- [EXERCISE GOAL]: What lines in the records below mention "JSON"? List them all.

Page and application data records:
::::

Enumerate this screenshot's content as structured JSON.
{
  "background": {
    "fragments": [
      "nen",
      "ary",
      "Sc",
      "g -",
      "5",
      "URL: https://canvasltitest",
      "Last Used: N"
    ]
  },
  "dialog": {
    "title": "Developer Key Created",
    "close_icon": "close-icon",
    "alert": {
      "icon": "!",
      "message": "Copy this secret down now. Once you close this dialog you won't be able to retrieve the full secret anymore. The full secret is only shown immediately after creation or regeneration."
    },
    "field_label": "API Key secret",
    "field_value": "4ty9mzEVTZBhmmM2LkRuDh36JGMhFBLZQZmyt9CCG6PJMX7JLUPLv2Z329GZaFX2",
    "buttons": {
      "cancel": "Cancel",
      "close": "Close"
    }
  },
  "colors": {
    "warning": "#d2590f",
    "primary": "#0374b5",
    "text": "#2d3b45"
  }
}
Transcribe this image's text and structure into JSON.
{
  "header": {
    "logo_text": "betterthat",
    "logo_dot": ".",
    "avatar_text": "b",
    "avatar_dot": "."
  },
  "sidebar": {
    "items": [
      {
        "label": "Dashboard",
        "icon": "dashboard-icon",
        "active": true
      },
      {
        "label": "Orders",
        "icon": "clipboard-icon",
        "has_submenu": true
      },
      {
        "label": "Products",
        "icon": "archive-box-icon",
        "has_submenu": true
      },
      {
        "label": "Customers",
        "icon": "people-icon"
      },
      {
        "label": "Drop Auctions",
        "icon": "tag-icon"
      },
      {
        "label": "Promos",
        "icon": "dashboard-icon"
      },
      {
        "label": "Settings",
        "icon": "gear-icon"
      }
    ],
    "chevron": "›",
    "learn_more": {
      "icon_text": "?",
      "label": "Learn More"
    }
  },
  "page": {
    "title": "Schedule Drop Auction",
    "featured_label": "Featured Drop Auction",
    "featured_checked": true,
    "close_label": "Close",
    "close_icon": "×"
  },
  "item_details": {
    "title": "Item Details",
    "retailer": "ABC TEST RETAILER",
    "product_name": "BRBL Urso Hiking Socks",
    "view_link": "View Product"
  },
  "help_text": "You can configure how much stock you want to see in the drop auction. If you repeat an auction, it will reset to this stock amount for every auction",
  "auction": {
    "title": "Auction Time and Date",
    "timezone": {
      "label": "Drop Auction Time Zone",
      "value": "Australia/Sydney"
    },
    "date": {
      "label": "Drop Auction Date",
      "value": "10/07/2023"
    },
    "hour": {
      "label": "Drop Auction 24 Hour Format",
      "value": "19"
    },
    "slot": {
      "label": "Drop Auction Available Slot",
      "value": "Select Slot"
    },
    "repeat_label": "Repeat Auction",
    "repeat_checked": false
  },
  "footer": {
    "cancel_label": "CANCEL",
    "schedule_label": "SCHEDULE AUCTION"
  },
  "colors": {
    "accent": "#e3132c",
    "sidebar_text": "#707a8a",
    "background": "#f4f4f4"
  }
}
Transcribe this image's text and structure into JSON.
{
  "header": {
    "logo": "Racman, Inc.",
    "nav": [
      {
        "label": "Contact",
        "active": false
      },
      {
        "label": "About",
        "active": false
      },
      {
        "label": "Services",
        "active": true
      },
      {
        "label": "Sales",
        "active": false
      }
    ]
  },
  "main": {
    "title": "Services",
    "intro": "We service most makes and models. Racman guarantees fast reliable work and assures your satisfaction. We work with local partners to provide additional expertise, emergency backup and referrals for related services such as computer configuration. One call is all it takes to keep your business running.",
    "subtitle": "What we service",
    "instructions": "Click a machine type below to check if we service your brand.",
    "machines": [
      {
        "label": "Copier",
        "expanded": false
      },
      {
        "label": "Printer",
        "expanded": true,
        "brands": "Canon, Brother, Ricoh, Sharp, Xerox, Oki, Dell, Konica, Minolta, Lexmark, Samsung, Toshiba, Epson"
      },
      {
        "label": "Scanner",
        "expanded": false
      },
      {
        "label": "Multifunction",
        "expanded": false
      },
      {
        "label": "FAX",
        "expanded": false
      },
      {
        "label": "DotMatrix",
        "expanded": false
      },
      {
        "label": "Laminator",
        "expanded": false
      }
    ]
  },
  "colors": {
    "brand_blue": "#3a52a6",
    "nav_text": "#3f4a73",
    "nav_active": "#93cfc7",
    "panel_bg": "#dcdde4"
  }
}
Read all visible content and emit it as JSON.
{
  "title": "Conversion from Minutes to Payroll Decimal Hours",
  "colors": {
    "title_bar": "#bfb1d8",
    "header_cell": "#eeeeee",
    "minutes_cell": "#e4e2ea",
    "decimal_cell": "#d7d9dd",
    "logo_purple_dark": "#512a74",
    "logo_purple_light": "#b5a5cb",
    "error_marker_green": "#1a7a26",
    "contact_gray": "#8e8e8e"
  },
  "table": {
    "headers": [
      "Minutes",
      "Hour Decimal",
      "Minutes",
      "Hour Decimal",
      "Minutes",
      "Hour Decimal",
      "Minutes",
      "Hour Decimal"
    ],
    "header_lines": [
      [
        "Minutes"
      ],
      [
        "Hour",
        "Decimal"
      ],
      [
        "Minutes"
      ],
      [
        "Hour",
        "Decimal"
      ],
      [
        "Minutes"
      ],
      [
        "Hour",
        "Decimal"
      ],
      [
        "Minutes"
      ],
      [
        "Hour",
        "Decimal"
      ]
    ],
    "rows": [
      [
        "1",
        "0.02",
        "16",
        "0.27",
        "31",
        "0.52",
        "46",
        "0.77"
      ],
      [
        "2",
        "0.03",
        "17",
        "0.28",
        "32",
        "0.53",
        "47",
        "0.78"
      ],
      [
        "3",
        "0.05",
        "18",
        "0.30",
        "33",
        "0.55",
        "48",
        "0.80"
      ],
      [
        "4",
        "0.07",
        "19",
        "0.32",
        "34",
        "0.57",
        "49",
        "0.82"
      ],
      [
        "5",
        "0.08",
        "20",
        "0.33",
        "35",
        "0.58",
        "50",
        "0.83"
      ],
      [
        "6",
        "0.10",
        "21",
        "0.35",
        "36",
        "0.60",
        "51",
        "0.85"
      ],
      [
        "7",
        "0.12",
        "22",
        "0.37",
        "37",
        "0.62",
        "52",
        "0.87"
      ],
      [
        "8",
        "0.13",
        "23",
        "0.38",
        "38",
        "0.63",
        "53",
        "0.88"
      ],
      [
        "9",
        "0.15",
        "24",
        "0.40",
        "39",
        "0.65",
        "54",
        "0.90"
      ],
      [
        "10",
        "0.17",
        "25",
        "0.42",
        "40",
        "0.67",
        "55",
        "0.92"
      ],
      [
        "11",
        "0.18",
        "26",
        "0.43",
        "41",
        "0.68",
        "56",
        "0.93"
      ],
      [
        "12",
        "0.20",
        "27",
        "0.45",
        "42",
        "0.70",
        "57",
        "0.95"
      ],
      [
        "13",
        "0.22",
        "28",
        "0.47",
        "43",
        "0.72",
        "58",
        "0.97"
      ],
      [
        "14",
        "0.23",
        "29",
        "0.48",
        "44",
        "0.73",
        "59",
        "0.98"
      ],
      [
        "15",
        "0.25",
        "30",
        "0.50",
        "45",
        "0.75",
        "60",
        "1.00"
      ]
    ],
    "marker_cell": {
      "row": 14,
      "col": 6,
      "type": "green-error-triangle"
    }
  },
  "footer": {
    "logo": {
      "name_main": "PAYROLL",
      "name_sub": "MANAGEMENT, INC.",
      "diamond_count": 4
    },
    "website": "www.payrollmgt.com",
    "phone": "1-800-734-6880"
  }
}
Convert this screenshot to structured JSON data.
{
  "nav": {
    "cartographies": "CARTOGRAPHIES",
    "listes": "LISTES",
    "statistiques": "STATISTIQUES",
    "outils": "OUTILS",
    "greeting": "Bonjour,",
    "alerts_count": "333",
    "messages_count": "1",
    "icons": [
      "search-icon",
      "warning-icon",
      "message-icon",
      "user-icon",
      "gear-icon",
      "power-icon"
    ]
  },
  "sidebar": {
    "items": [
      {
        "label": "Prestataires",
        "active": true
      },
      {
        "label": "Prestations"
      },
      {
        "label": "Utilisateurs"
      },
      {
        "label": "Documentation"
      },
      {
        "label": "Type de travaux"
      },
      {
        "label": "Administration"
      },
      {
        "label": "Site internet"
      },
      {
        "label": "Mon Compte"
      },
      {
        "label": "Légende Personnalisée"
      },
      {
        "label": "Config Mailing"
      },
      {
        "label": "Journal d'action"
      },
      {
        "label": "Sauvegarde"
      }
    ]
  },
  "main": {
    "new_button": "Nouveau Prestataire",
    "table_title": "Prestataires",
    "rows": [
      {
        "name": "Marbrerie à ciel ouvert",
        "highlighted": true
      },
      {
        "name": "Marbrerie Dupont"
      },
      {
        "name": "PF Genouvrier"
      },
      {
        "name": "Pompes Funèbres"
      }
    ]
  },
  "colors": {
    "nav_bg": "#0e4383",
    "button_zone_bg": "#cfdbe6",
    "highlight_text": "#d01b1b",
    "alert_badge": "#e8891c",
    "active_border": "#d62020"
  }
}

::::

- [WRITTEN SOLUTION]:
Enumerate this screenshot's content as structured JSON.
Transcribe this image's text and structure into JSON.
Transcribe this image's text and structure into JSON.
Read all visible content and emit it as JSON.
Convert this screenshot to structured JSON data.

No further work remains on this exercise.